By Ian Swanson - 03/30/11 02:08 PM EDT
Obama issues veto threat over union measure in FAA bill
A government shutdown would have a negative impact on the U.S. economy and could sweep away the recovery’s momentum, business leaders warned Wednesday.
Officials from the Business Roundtable offered the warning during a press call highlighting the group’s first-quarter CEO survey, which paints a positive outlook for the economy’s future.
The survey of BRT members, who account for $6 trillion in annual revenues, forecast increased sales and hiring by businesses over the next six months. The report pointed to rising confidence among business leaders that the U.S. economic recovery is moving ahead at full steam.
Ivan Seidenberg, the business group’s chairman, said even a short shutdown would put this prospect at risk.

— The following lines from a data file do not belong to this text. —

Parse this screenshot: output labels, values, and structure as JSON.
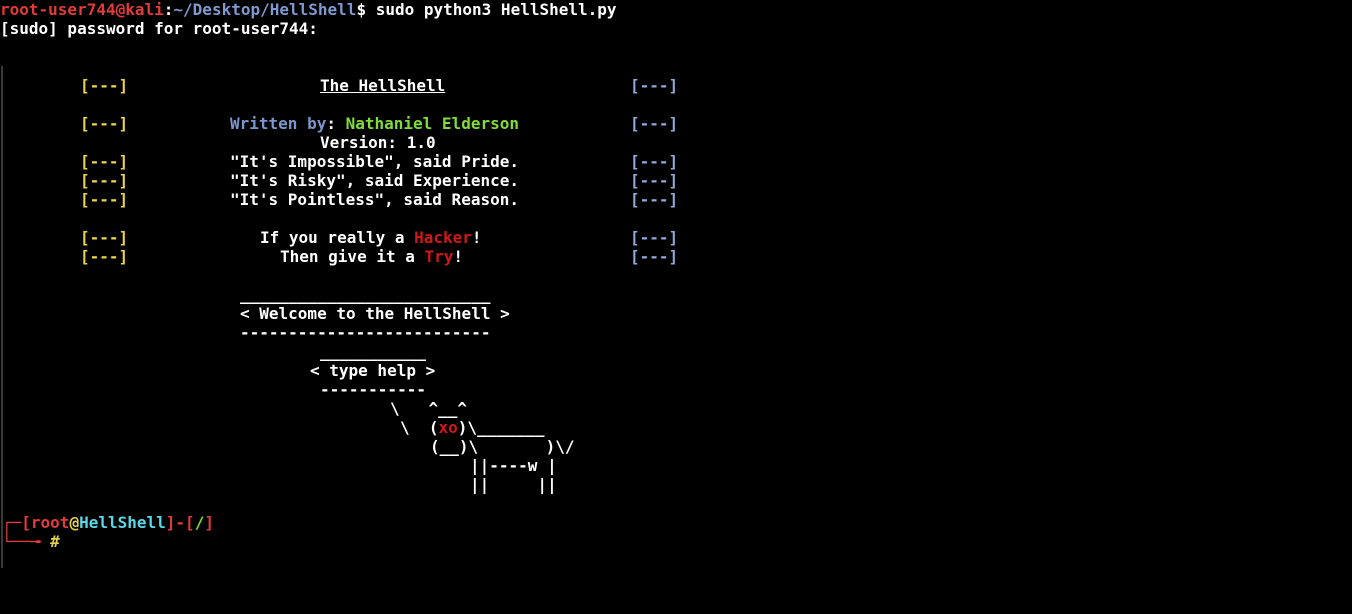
{
  "colors": {
    "background": "#000000",
    "prompt_user": "#e03a3a",
    "prompt_path": "#7f99d0",
    "bracket_left": "#e8d24a",
    "bracket_right": "#8fa8d8",
    "author": "#7fdc3a",
    "accent_red": "#d01818",
    "host_cyan": "#5ad8e8"
  },
  "shell": {
    "user_host": "root-user744@kali",
    "colon": ":",
    "path": "~/Desktop/HellShell",
    "dollar": "$ ",
    "command": "sudo python3 HellShell.py",
    "sudo_prompt": "[sudo] password for root-user744:"
  },
  "banner": {
    "bracket": "[---]",
    "title": "The HellShell",
    "written_by_label": "Written by",
    "colon": ": ",
    "author": "Nathaniel Elderson",
    "version": "Version: 1.0",
    "quotes": [
      "\"It's Impossible\", said Pride.",
      "\"It's Risky\", said Experience.",
      "\"It's Pointless\", said Reason."
    ],
    "hacker_pre": "If you really a ",
    "hacker_word": "Hacker",
    "hacker_post": "!",
    "try_pre": "Then give it a ",
    "try_word": "Try",
    "try_post": "!"
  },
  "cowsay": {
    "welcome_top": "__________________________",
    "welcome_text": "< Welcome to the HellShell >",
    "welcome_bottom": "--------------------------",
    "help_top": "___________",
    "help_text": "< type help >",
    "help_bottom": "-----------",
    "cow1": "\\   ^__^",
    "cow2_pre": "\\  (",
    "cow2_eyes": "xo",
    "cow2_post": ")\\_______",
    "cow3": "(__)\\       )\\/",
    "cow4": "||----w |",
    "cow5": "||     ||"
  },
  "hellshell_prompt": {
    "corner_top": "┌─",
    "open_bracket": "[",
    "user": "root",
    "at": "@",
    "host": "HellShell",
    "mid": "]-[",
    "dir": "/",
    "close_bracket": "]",
    "corner_bottom": "└──╼ ",
    "hash": "#"
  }
}
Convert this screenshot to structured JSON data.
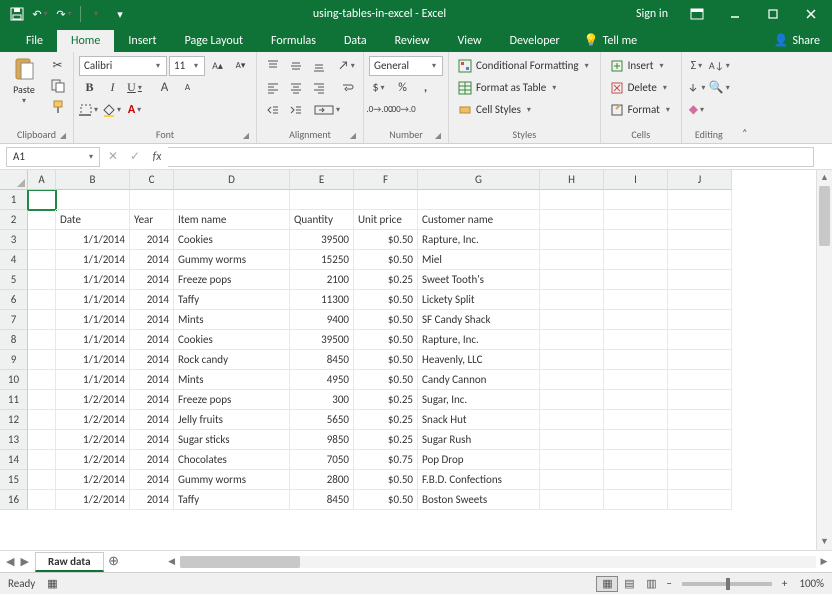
{
  "window": {
    "title": "using-tables-in-excel - Excel",
    "signin": "Sign in"
  },
  "tabs": [
    "File",
    "Home",
    "Insert",
    "Page Layout",
    "Formulas",
    "Data",
    "Review",
    "View",
    "Developer"
  ],
  "tabs_extra": {
    "tellme": "Tell me",
    "share": "Share"
  },
  "ribbon": {
    "clipboard": {
      "paste": "Paste",
      "label": "Clipboard"
    },
    "font": {
      "name": "Calibri",
      "size": "11",
      "label": "Font"
    },
    "alignment": {
      "label": "Alignment"
    },
    "number": {
      "format": "General",
      "label": "Number"
    },
    "styles": {
      "cond": "Conditional Formatting",
      "table": "Format as Table",
      "cellstyles": "Cell Styles",
      "label": "Styles"
    },
    "cells": {
      "insert": "Insert",
      "delete": "Delete",
      "format": "Format",
      "label": "Cells"
    },
    "editing": {
      "label": "Editing"
    }
  },
  "namebox": "A1",
  "columns": [
    "A",
    "B",
    "C",
    "D",
    "E",
    "F",
    "G",
    "H",
    "I",
    "J"
  ],
  "headers": {
    "B": "Date",
    "C": "Year",
    "D": "Item name",
    "E": "Quantity",
    "F": "Unit price",
    "G": "Customer name"
  },
  "rows": [
    {
      "n": 3,
      "B": "1/1/2014",
      "C": "2014",
      "D": "Cookies",
      "E": "39500",
      "F": "$0.50",
      "G": "Rapture, Inc."
    },
    {
      "n": 4,
      "B": "1/1/2014",
      "C": "2014",
      "D": "Gummy worms",
      "E": "15250",
      "F": "$0.50",
      "G": "Miel"
    },
    {
      "n": 5,
      "B": "1/1/2014",
      "C": "2014",
      "D": "Freeze pops",
      "E": "2100",
      "F": "$0.25",
      "G": "Sweet Tooth's"
    },
    {
      "n": 6,
      "B": "1/1/2014",
      "C": "2014",
      "D": "Taffy",
      "E": "11300",
      "F": "$0.50",
      "G": "Lickety Split"
    },
    {
      "n": 7,
      "B": "1/1/2014",
      "C": "2014",
      "D": "Mints",
      "E": "9400",
      "F": "$0.50",
      "G": "SF Candy Shack"
    },
    {
      "n": 8,
      "B": "1/1/2014",
      "C": "2014",
      "D": "Cookies",
      "E": "39500",
      "F": "$0.50",
      "G": "Rapture, Inc."
    },
    {
      "n": 9,
      "B": "1/1/2014",
      "C": "2014",
      "D": "Rock candy",
      "E": "8450",
      "F": "$0.50",
      "G": "Heavenly, LLC"
    },
    {
      "n": 10,
      "B": "1/1/2014",
      "C": "2014",
      "D": "Mints",
      "E": "4950",
      "F": "$0.50",
      "G": "Candy Cannon"
    },
    {
      "n": 11,
      "B": "1/2/2014",
      "C": "2014",
      "D": "Freeze pops",
      "E": "300",
      "F": "$0.25",
      "G": "Sugar, Inc."
    },
    {
      "n": 12,
      "B": "1/2/2014",
      "C": "2014",
      "D": "Jelly fruits",
      "E": "5650",
      "F": "$0.25",
      "G": "Snack Hut"
    },
    {
      "n": 13,
      "B": "1/2/2014",
      "C": "2014",
      "D": "Sugar sticks",
      "E": "9850",
      "F": "$0.25",
      "G": "Sugar Rush"
    },
    {
      "n": 14,
      "B": "1/2/2014",
      "C": "2014",
      "D": "Chocolates",
      "E": "7050",
      "F": "$0.75",
      "G": "Pop Drop"
    },
    {
      "n": 15,
      "B": "1/2/2014",
      "C": "2014",
      "D": "Gummy worms",
      "E": "2800",
      "F": "$0.50",
      "G": "F.B.D. Confections"
    },
    {
      "n": 16,
      "B": "1/2/2014",
      "C": "2014",
      "D": "Taffy",
      "E": "8450",
      "F": "$0.50",
      "G": "Boston Sweets"
    }
  ],
  "sheet": {
    "name": "Raw data"
  },
  "status": {
    "ready": "Ready",
    "zoom": "100%"
  }
}
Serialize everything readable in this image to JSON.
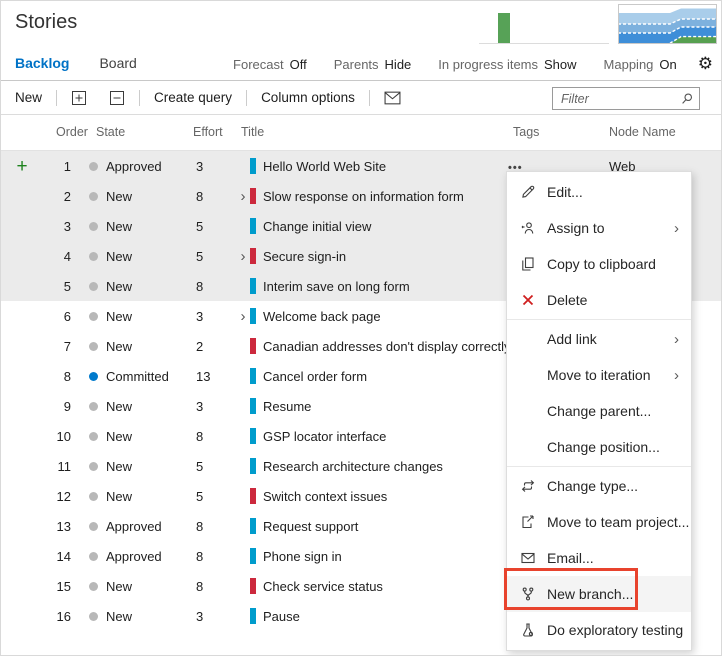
{
  "colors": {
    "accent_blue": "#0072c6",
    "story_bar": "#009CCC",
    "bug_bar": "#CC293D",
    "committed_dot": "#007acc",
    "default_state_dot": "#b8b8b8",
    "selected_row_bg": "#ebebeb",
    "add_button_green": "#1d821d",
    "callout_red": "#e8432d",
    "velocity_bar_green": "#57a257"
  },
  "header": {
    "title": "Stories",
    "tabs": [
      {
        "label": "Backlog",
        "active": true
      },
      {
        "label": "Board",
        "active": false
      }
    ],
    "view_controls": [
      {
        "label": "Forecast",
        "value": "Off"
      },
      {
        "label": "Parents",
        "value": "Hide"
      },
      {
        "label": "In progress items",
        "value": "Show"
      },
      {
        "label": "Mapping",
        "value": "On"
      }
    ],
    "charts": {
      "velocity_thumbnail": {
        "type": "bar",
        "bars": 1,
        "bar_color": "#57a257"
      },
      "cumulative_flow_thumbnail": {
        "type": "area",
        "band_colors": [
          "#a9cdea",
          "#7db1de",
          "#3e8ed8",
          "#57a050"
        ]
      }
    }
  },
  "toolbar": {
    "new_label": "New",
    "create_query_label": "Create query",
    "column_options_label": "Column options",
    "filter": {
      "placeholder": "Filter",
      "value": ""
    }
  },
  "grid": {
    "columns": [
      "Order",
      "State",
      "Effort",
      "Title",
      "Tags",
      "Node Name"
    ],
    "rows": [
      {
        "order": "1",
        "state": "Approved",
        "effort": "3",
        "title": "Hello World Web Site",
        "type": "story",
        "children": false,
        "selected": true,
        "node": "Web",
        "add": true,
        "menu": true
      },
      {
        "order": "2",
        "state": "New",
        "effort": "8",
        "title": "Slow response on information form",
        "type": "bug",
        "children": true,
        "selected": true
      },
      {
        "order": "3",
        "state": "New",
        "effort": "5",
        "title": "Change initial view",
        "type": "story",
        "children": false,
        "selected": true
      },
      {
        "order": "4",
        "state": "New",
        "effort": "5",
        "title": "Secure sign-in",
        "type": "bug",
        "children": true,
        "selected": true
      },
      {
        "order": "5",
        "state": "New",
        "effort": "8",
        "title": "Interim save on long form",
        "type": "story",
        "children": false,
        "selected": true
      },
      {
        "order": "6",
        "state": "New",
        "effort": "3",
        "title": "Welcome back page",
        "type": "story",
        "children": true,
        "selected": false
      },
      {
        "order": "7",
        "state": "New",
        "effort": "2",
        "title": "Canadian addresses don't display correctly",
        "type": "bug",
        "children": false,
        "selected": false
      },
      {
        "order": "8",
        "state": "Committed",
        "effort": "13",
        "title": "Cancel order form",
        "type": "story",
        "children": false,
        "selected": false
      },
      {
        "order": "9",
        "state": "New",
        "effort": "3",
        "title": "Resume",
        "type": "story",
        "children": false,
        "selected": false
      },
      {
        "order": "10",
        "state": "New",
        "effort": "8",
        "title": "GSP locator interface",
        "type": "story",
        "children": false,
        "selected": false
      },
      {
        "order": "11",
        "state": "New",
        "effort": "5",
        "title": "Research architecture changes",
        "type": "story",
        "children": false,
        "selected": false
      },
      {
        "order": "12",
        "state": "New",
        "effort": "5",
        "title": "Switch context issues",
        "type": "bug",
        "children": false,
        "selected": false
      },
      {
        "order": "13",
        "state": "Approved",
        "effort": "8",
        "title": "Request support",
        "type": "story",
        "children": false,
        "selected": false
      },
      {
        "order": "14",
        "state": "Approved",
        "effort": "8",
        "title": "Phone sign in",
        "type": "story",
        "children": false,
        "selected": false
      },
      {
        "order": "15",
        "state": "New",
        "effort": "8",
        "title": "Check service status",
        "type": "bug",
        "children": false,
        "selected": false
      },
      {
        "order": "16",
        "state": "New",
        "effort": "3",
        "title": "Pause",
        "type": "story",
        "children": false,
        "selected": false
      }
    ]
  },
  "context_menu": {
    "items": [
      {
        "label": "Edit...",
        "icon": "pencil"
      },
      {
        "label": "Assign to",
        "icon": "assign",
        "submenu": true
      },
      {
        "label": "Copy to clipboard",
        "icon": "copy"
      },
      {
        "label": "Delete",
        "icon": "delete",
        "separator_after": true
      },
      {
        "label": "Add link",
        "submenu": true
      },
      {
        "label": "Move to iteration",
        "submenu": true
      },
      {
        "label": "Change parent..."
      },
      {
        "label": "Change position...",
        "separator_after": true
      },
      {
        "label": "Change type...",
        "icon": "change-type"
      },
      {
        "label": "Move to team project...",
        "icon": "move-project"
      },
      {
        "label": "Email...",
        "icon": "envelope"
      },
      {
        "label": "New branch...",
        "icon": "branch",
        "highlighted": true
      },
      {
        "label": "Do exploratory testing",
        "icon": "beaker"
      }
    ]
  }
}
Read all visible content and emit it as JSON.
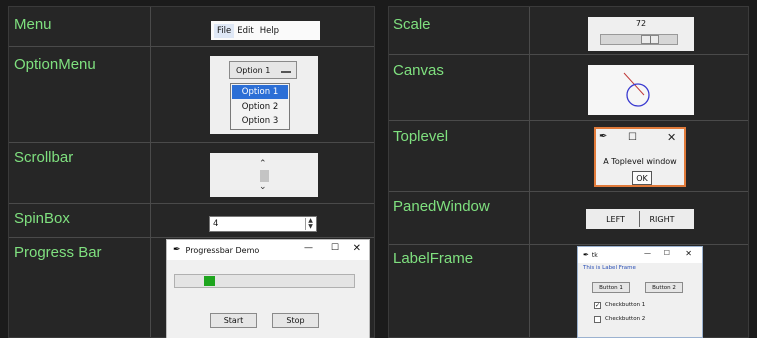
{
  "left_rows": {
    "menu": "Menu",
    "optionmenu": "OptionMenu",
    "scrollbar": "Scrollbar",
    "spinbox": "SpinBox",
    "progressbar": "Progress Bar"
  },
  "right_rows": {
    "scale": "Scale",
    "canvas": "Canvas",
    "toplevel": "Toplevel",
    "panedwindow": "PanedWindow",
    "labelframe": "LabelFrame"
  },
  "menu_demo": {
    "items": [
      "File",
      "Edit",
      "Help"
    ]
  },
  "optionmenu_demo": {
    "selected": "Option 1",
    "options": [
      "Option 1",
      "Option 2",
      "Option 3"
    ],
    "highlight_color": "#2c6fd6"
  },
  "spinbox_demo": {
    "value": "4"
  },
  "progress_demo": {
    "title": "Progressbar Demo",
    "start": "Start",
    "stop": "Stop",
    "bar_color": "#1ea51e"
  },
  "scale_demo": {
    "value": "72"
  },
  "toplevel_demo": {
    "message": "A Toplevel window",
    "ok": "OK",
    "border_color": "#e07a3a"
  },
  "paned_demo": {
    "left": "LEFT",
    "right": "RIGHT"
  },
  "labelframe_demo": {
    "title": "tk",
    "frame_label": "This is Label Frame",
    "button1": "Button 1",
    "button2": "Button 2",
    "check1": "Checkbutton 1",
    "check2": "Checkbutton 2"
  }
}
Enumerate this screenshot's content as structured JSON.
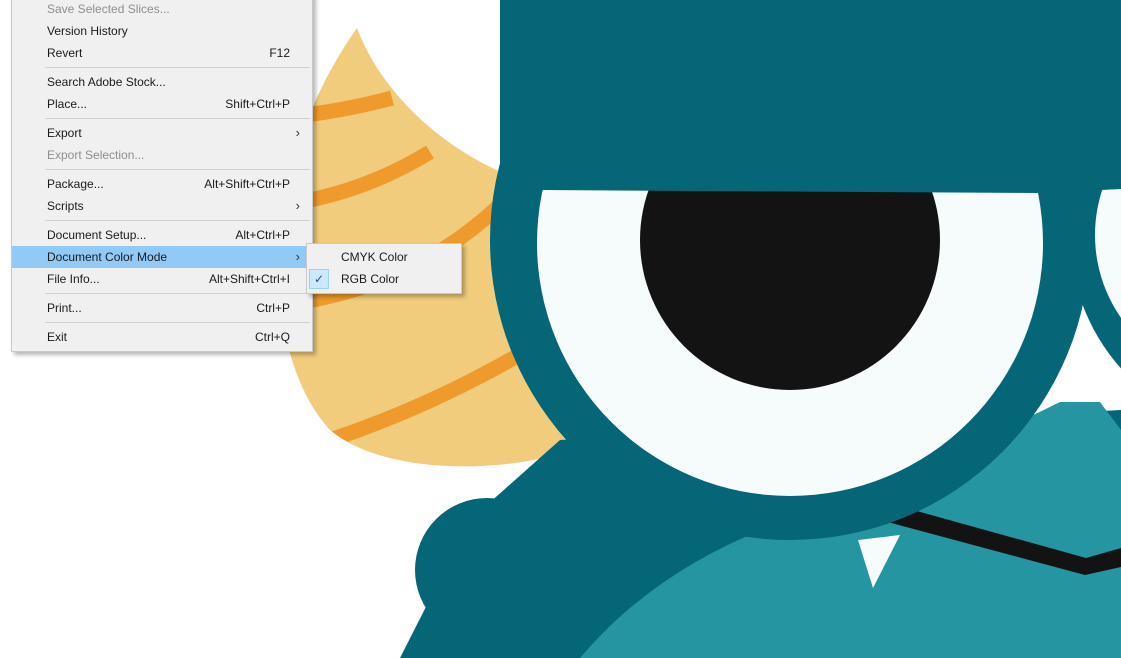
{
  "file_menu": {
    "items": [
      {
        "label": "Save Selected Slices...",
        "shortcut": "",
        "disabled": true
      },
      {
        "label": "Version History",
        "shortcut": ""
      },
      {
        "label": "Revert",
        "shortcut": "F12"
      },
      {
        "label": "Search Adobe Stock...",
        "shortcut": ""
      },
      {
        "label": "Place...",
        "shortcut": "Shift+Ctrl+P"
      },
      {
        "label": "Export",
        "shortcut": "",
        "submenu": true
      },
      {
        "label": "Export Selection...",
        "shortcut": "",
        "disabled": true
      },
      {
        "label": "Package...",
        "shortcut": "Alt+Shift+Ctrl+P"
      },
      {
        "label": "Scripts",
        "shortcut": "",
        "submenu": true
      },
      {
        "label": "Document Setup...",
        "shortcut": "Alt+Ctrl+P"
      },
      {
        "label": "Document Color Mode",
        "shortcut": "",
        "submenu": true,
        "highlighted": true
      },
      {
        "label": "File Info...",
        "shortcut": "Alt+Shift+Ctrl+I"
      },
      {
        "label": "Print...",
        "shortcut": "Ctrl+P"
      },
      {
        "label": "Exit",
        "shortcut": "Ctrl+Q"
      }
    ],
    "submenu_arrow": "›"
  },
  "color_mode_submenu": {
    "items": [
      {
        "label": "CMYK Color",
        "checked": false
      },
      {
        "label": "RGB Color",
        "checked": true
      }
    ],
    "check_glyph": "✓"
  },
  "colors": {
    "menu_bg": "#f0f0f0",
    "highlight": "#91c9f7",
    "monster_dark_teal": "#056677",
    "monster_light_teal": "#2596a1",
    "eye_white": "#f6fcfc",
    "pupil": "#131313",
    "horn_tan": "#f0cc7c",
    "horn_stripe": "#ee9a2c"
  }
}
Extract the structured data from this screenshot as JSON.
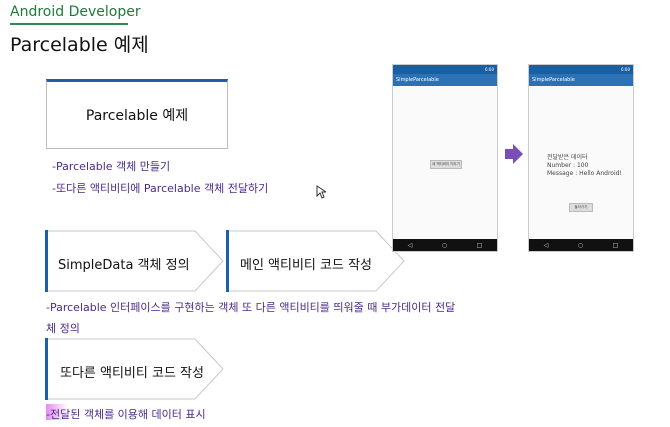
{
  "header": {
    "brand": "Android Developer",
    "page_title": "Parcelable 예제"
  },
  "title_box": {
    "label": "Parcelable 예제"
  },
  "notes": {
    "note1": "-Parcelable 객체 만들기",
    "note2": "-또다른 액티비티에 Parcelable 객체 전달하기",
    "note3": "-Parcelable 인터페이스를 구현하는 객체 또 다른 액티비티를 띄워줄 때 부가데이터 전달",
    "note4": "체 정의",
    "note5": "-전달된 객체를 이용해 데이터 표시"
  },
  "steps": {
    "step1": "SimpleData 객체 정의",
    "step2": "메인 액티비티 코드 작성",
    "step3": "또다른 액티비티 코드 작성"
  },
  "phone1": {
    "status": "6:00",
    "app_title": "SimpleParcelable",
    "button": "새 액티비티 띄우기"
  },
  "phone2": {
    "status": "6:00",
    "app_title": "SimpleParcelable",
    "line1": "전달받은 데이터",
    "line2": "Number : 100",
    "line3": "Message : Hello Android!",
    "button": "돌아가기"
  },
  "nav": {
    "back": "◁",
    "home": "○",
    "recent": "□"
  },
  "colors": {
    "brand_green": "#1e7a3a",
    "accent_blue": "#1f5fa8",
    "note_purple": "#4b2a8a",
    "arrow_purple": "#7a4fb5"
  }
}
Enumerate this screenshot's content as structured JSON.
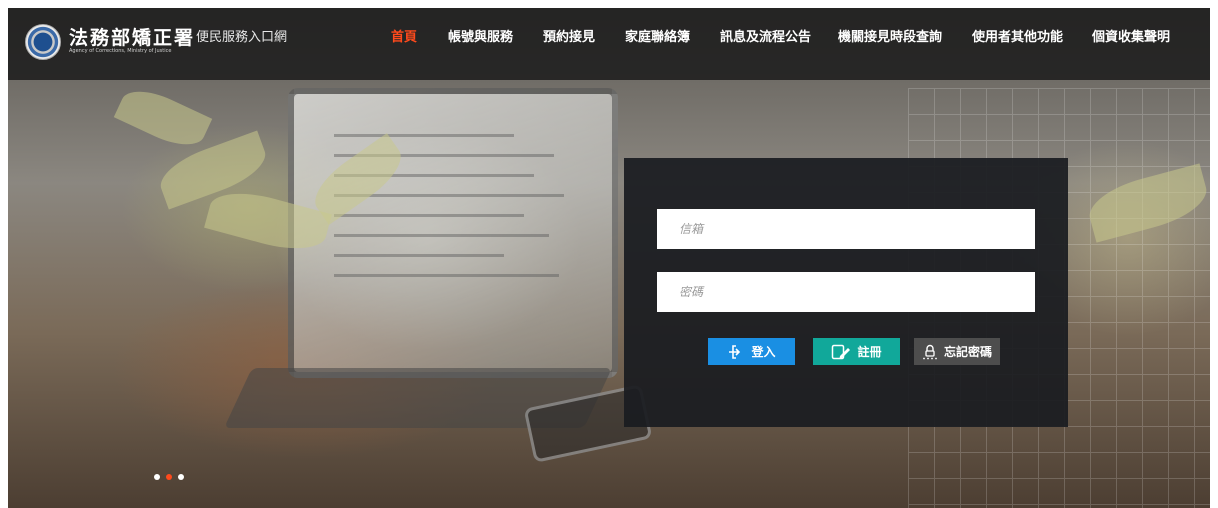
{
  "header": {
    "logo_title": "法務部矯正署",
    "logo_subtitle": "Agency of Corrections, Ministry of Justice",
    "site_name": "便民服務入口網"
  },
  "nav": {
    "items": [
      {
        "label": "首頁",
        "active": true
      },
      {
        "label": "帳號與服務",
        "active": false
      },
      {
        "label": "預約接見",
        "active": false
      },
      {
        "label": "家庭聯絡簿",
        "active": false
      },
      {
        "label": "訊息及流程公告",
        "active": false
      },
      {
        "label": "機關接見時段查詢",
        "active": false
      },
      {
        "label": "使用者其他功能",
        "active": false
      },
      {
        "label": "個資收集聲明",
        "active": false
      }
    ]
  },
  "login": {
    "email_placeholder": "信箱",
    "email_value": "",
    "password_placeholder": "密碼",
    "password_value": "",
    "login_label": "登入",
    "register_label": "註冊",
    "forgot_label": "忘記密碼"
  },
  "carousel": {
    "dot_count": 3,
    "active_index": 1
  },
  "colors": {
    "accent_active": "#ff4a1c",
    "login_button": "#1a8fe3",
    "register_button": "#11a89a",
    "forgot_button": "#4d4d4d",
    "panel_bg": "#1a1c20"
  },
  "icons": {
    "login": "sign-in-icon",
    "register": "register-edit-icon",
    "forgot": "lock-password-icon"
  }
}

“I don’t think any of the CEOs would welcome a government shutdown,” said Seidenberg, also the CEO and chairman of Verizon Communications.
CEOs surveyed for Wednesday’s report were not asked to anticipate a shutdown, and Seidenberg warned the positive results would “need to be cast aside” if there were a government shutdown.
Both parties say they want to avoid a shutdown, and Republicans and Democrats took a step toward avoiding one on Wednesday when Speaker John Boehner (R-Ohio) asked staff on the House Appropriations Committee to begin negotiations with their Senate counterparts.
The move was seen as a signal that Republicans and Democrats had agreed on a top-line number for the spending cuts, since House Appropriations Chairman Hal Rodgers (R-Ky.) had said the discussions would only take place with such an agreement.
Republicans want to cut $61 billion in spending, while Democrats this week signaled a new offer that would include $30 billion in cuts.
GOP leaders in the House face intense pressure from conservative lawmakers to insist on the $61 billion in cuts, as well as policy language that would defund the new healthcare law and Planned Parenthood. It’s unclear whether they’ll be able to win support from their conference for an agreement that falls short of those demands.
Some Tea Party groups welcome a shutdown and say the GOP should not budge on its demands to cut $61 billion in funding, or on its policy demands. Tea Party Patriots will hold a rally at the Capitol on Thursday that is intended to put some steel in the spine of Republicans who may be thinking of negotiating a compromise.
Seidenberg said problems for business from a shutdown would run from contracts being postponed to disruptions in the supply chain. He also said companies could have a hard time getting approvals for various licenses approved by the government.
Business Roundtable President John Engler said business would also face the danger of the “law of unintended consequences.”
Interest rates could rise because of a shutdown, and there could be turmoil in financial markets, according to Engler, a former Republican governor of Michigan.
Given the turmoil in the world, from upheaval in the Middle East to the nuclear disaster in Japan, Engler said, it would not be a good time for the U.S. government to step out of the business arena.
The problems for businesses, and the uncertainties for financial markets, are among the reasons Republicans and the White House will want to reach a deal.
Engler and Seidenberg said their intention is not to get in the middle of the fierce partisan battle.
“We don’t want to get into the middle of negotiations, but encourage both sides to [reach an agreement],” Seidenberg said. Engler also said businesses agree on the need for the U.S. to deal with its deficit, which holds risks for BRT members.
But the two made it clear businesses will feel the pain of a shutdown, as will their workers.
The BRT survey itself forecast increased sales, hiring and growth by businesses in the next six months.
Eighty-nine percent of the respondents to the survey said they expected to increase hiring or keep their workforce stable in the next six months. This news comes ahead of Friday’s highly anticipated report on March employment from the Labor Department. Unemployment dropped to 8.9 percent in February.
Seidenberg said the steady flow of capital investment seen in repeated BRT surveys suggests there will be a jump in hiring. Engler pointed to growth in the automotive sector, which he noted has added shifts to some assembly lines. While increased productivity after the recession initially ate into job growth, he said there comes a point where companies simply have to hire workers to expand production.
The quarterly report from the Business Roundtable is the third positive report from the group in a month. It foresees 2.9 percent growth to national GDP, an increase from the 2.5 percent projected by a survey from the fourth quarter of 2010.